Emerald Group Publishing Limited
Civilizing the Internet opens logically enough with a chapter on the history and structure of the Internet. Though helpful as an introduction to the technology, it is rather poorly‐written, as sentences like “The Internet has a lot of goodies to offer” (p. 14) may indicate. Chapter 2 covers the social effects of the Internet, or rather it touches on this subject: the content is incomplete, almost to the point of arbitrariness, neglecting, for example, the problem of informational inequality. Many of Kizza’s statements are also too stark, such as one to the effect that the Internet is the first fully participatory communication technology (p. 25): a claim which seems to forget venerable point‐to‐point systems such as telephony. There are other major stylistic problems. On electronic commerce, for example, the author briefly lists six reasons why e‐commerce has speeded up the process of globalisation (pp. 28‐9). This might be perfectly acceptable on a lecture overhead but does not work at all well as part of a written text; and the ensuing breakdown of current e‐commerce payment schemes suddenly injects an excessive and pointless level of detail.

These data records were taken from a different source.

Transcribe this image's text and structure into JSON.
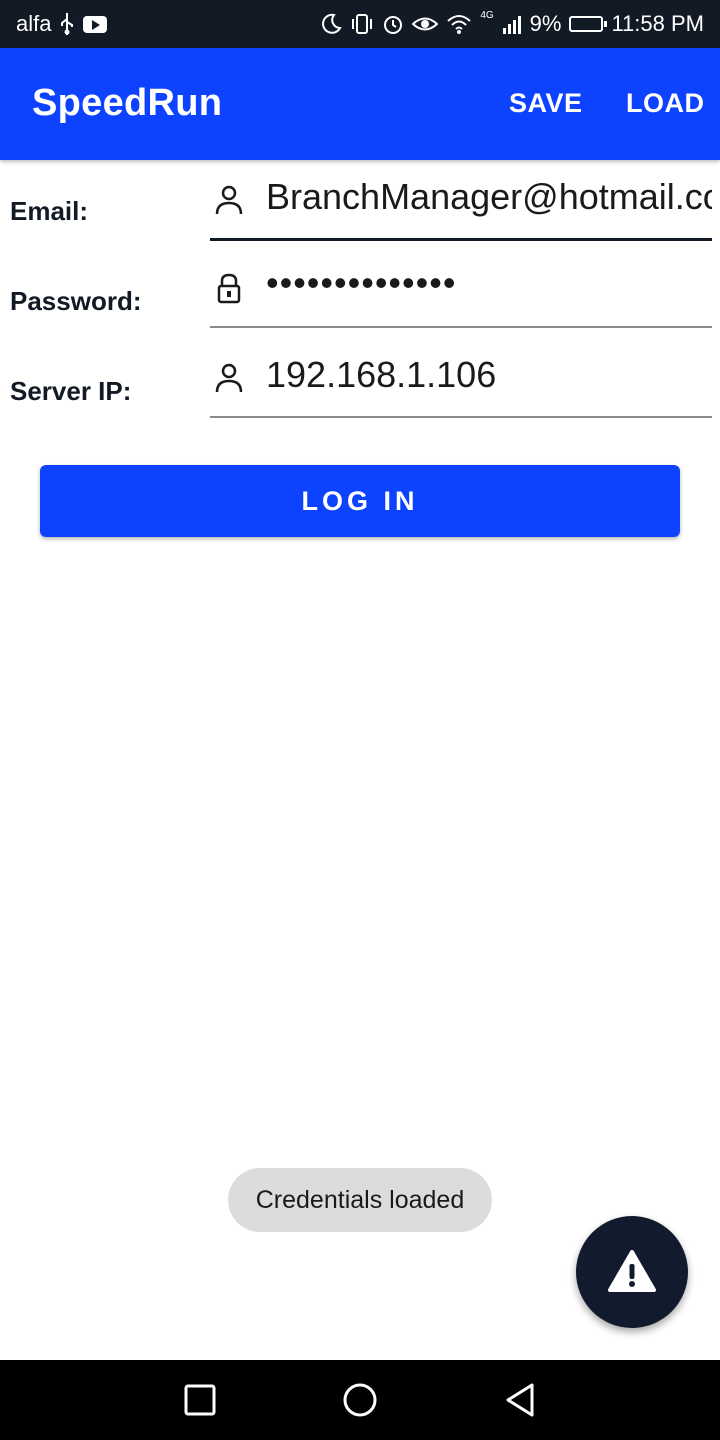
{
  "status_bar": {
    "carrier": "alfa",
    "battery": "9%",
    "network": "4G",
    "time": "11:58 PM",
    "icons": [
      "usb-icon",
      "youtube-icon",
      "moon-icon",
      "vibrate-icon",
      "alarm-icon",
      "eye-icon",
      "wifi-icon",
      "signal-icon",
      "battery-icon"
    ]
  },
  "app_bar": {
    "title": "SpeedRun",
    "actions": {
      "save": "SAVE",
      "load": "LOAD"
    }
  },
  "form": {
    "email": {
      "label": "Email:",
      "value": "BranchManager@hotmail.com",
      "icon": "person-icon"
    },
    "password": {
      "label": "Password:",
      "value": "••••••••••••••",
      "icon": "lock-icon"
    },
    "server_ip": {
      "label": "Server IP:",
      "value": "192.168.1.106",
      "icon": "person-icon"
    },
    "login_label": "LOG IN"
  },
  "toast": {
    "message": "Credentials loaded"
  },
  "fab": {
    "icon": "warning-icon"
  },
  "nav_bar": {
    "icons": [
      "recent-apps-icon",
      "home-icon",
      "back-icon"
    ]
  },
  "colors": {
    "primary": "#0d42ff",
    "dark": "#121a26",
    "toast_bg": "#dcdcdc"
  }
}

Kizza claims in his preface that he spent most of his time on Chapters 3‐5, but there is little evidence of this. Chapter 3 enumerates digital crimes and briefly introduces the debates over privacy, censorship, and information overload. It could have been written in a day or two. Chapter 4 discusses regulation and control of the Internet. There is more detail here, but it is arguably of the wrong kind, with too much of the 20‐page chapter sacrificed to the minutiae of different Internet rating systems. One must ask if a short textbook (if that is what Civilizing the Internet aspires to be) is the correct place for information to the effect that cyber‐NOT defines as “Satanic or Cult” any material which contains sublime (sic: subliminal is meant) messages that may lead to Devil worship or an affinity for evil (p. 88)? Chapter 5 is no less formulaic, documenting national and regional efforts in the regulatory sphere. The author has collated some useful material here, but it is the kind which becomes obsolete overnight; perhaps the Internet itself would be a much better source for those interested in keeping track of regulatory developments. The book closes with a lacklustre “look into the future”; it does not contain any substantive contributions to futurology.
Regrettably, I cannot recommend this book for purchase. In fact, I suspect it is not really a book at all, since it sems much more akin to a set of undergraduate lecture notes and overhead transparencies. Whether the “bullet points” worked in the class‐room I cannot say, but in the present form they come across as perfunctory, simplistic, and just plain dull. Their author is described as a professor of computer science and electrical engineering, and while it is good to see an engineer taking an interest in information society studies, this disciplinary provenance perhaps helps to explain the book’s deficiencies as social commentary. Kizza should negotiate some thoughtful work penned by information scientists and sociologists – people like Lyon, Webster, Haywood, Roszak, Miles, Kling – before venturing into print on this subject again.